■ **TASK INSTRUCTIONS**: Among the entries that follow, some lines contain the word "PEANUTBOOKS". Show all of them.

--------------------------------

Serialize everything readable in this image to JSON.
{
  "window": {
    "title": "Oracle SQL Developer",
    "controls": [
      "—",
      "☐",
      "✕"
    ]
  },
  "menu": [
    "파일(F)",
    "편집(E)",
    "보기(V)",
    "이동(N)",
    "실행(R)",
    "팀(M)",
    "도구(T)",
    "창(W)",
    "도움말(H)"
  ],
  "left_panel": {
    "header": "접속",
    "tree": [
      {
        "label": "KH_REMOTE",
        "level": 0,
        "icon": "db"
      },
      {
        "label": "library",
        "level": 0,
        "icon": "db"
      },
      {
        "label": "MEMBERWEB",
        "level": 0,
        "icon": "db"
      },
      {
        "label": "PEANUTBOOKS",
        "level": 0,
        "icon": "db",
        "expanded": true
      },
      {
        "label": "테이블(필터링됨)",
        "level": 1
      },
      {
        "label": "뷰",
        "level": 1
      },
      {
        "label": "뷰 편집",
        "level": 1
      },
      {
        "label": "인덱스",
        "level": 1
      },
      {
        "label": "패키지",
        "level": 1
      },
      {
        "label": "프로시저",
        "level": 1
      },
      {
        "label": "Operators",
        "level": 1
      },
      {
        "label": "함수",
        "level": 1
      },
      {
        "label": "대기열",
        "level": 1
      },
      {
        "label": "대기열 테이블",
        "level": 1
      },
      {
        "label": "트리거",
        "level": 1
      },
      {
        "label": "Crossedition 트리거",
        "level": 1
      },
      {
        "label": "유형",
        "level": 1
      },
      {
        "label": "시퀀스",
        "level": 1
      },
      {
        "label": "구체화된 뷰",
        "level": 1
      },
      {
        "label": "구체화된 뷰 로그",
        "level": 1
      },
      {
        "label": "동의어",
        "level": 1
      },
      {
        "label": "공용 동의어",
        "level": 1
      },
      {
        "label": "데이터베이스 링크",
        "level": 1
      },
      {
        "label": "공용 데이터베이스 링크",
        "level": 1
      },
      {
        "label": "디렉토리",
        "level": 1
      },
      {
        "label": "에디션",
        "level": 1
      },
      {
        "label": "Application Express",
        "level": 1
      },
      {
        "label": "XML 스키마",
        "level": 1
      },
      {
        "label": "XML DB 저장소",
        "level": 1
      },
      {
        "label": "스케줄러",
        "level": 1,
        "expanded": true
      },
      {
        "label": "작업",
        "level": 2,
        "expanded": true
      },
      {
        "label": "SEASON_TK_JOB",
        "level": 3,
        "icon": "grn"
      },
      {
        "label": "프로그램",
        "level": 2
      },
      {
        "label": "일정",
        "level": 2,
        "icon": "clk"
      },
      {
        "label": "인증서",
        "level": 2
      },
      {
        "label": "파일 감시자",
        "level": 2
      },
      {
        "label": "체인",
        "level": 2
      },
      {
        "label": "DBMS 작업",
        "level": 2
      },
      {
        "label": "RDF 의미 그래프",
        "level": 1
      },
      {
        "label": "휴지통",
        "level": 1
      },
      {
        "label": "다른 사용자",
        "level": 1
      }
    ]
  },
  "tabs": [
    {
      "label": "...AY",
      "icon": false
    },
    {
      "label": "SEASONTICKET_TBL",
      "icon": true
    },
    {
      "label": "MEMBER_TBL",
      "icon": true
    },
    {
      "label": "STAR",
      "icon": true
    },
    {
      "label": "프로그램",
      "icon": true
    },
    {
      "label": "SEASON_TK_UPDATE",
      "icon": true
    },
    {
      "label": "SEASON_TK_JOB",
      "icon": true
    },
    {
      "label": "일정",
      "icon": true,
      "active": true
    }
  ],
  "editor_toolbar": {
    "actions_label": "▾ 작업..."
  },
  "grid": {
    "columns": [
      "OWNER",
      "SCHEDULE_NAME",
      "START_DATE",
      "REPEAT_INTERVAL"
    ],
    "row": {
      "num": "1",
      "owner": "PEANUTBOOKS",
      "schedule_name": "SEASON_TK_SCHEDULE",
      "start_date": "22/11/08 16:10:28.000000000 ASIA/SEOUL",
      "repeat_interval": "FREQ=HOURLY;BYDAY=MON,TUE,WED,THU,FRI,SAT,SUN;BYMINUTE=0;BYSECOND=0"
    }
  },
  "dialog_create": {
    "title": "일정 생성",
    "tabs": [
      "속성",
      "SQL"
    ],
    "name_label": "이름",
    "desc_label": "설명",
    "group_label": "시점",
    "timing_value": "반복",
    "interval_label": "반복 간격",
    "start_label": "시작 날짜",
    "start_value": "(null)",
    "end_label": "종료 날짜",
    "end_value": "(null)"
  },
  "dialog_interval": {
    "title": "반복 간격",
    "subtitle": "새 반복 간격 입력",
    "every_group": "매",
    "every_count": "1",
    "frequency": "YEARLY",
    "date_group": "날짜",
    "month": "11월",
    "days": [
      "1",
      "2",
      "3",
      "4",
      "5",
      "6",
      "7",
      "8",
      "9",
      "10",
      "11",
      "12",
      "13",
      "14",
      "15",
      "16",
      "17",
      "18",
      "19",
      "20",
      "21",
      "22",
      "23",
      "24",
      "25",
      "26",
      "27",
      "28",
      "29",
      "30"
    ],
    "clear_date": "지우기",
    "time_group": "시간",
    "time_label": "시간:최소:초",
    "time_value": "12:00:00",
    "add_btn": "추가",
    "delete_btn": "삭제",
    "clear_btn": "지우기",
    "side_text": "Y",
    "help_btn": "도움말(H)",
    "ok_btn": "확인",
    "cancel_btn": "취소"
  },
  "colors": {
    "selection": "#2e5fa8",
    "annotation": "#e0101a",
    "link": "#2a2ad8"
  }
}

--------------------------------

■ **WRITTEN REPLY**:
        "label": "PEANUTBOOKS",
      "owner": "PEANUTBOOKS",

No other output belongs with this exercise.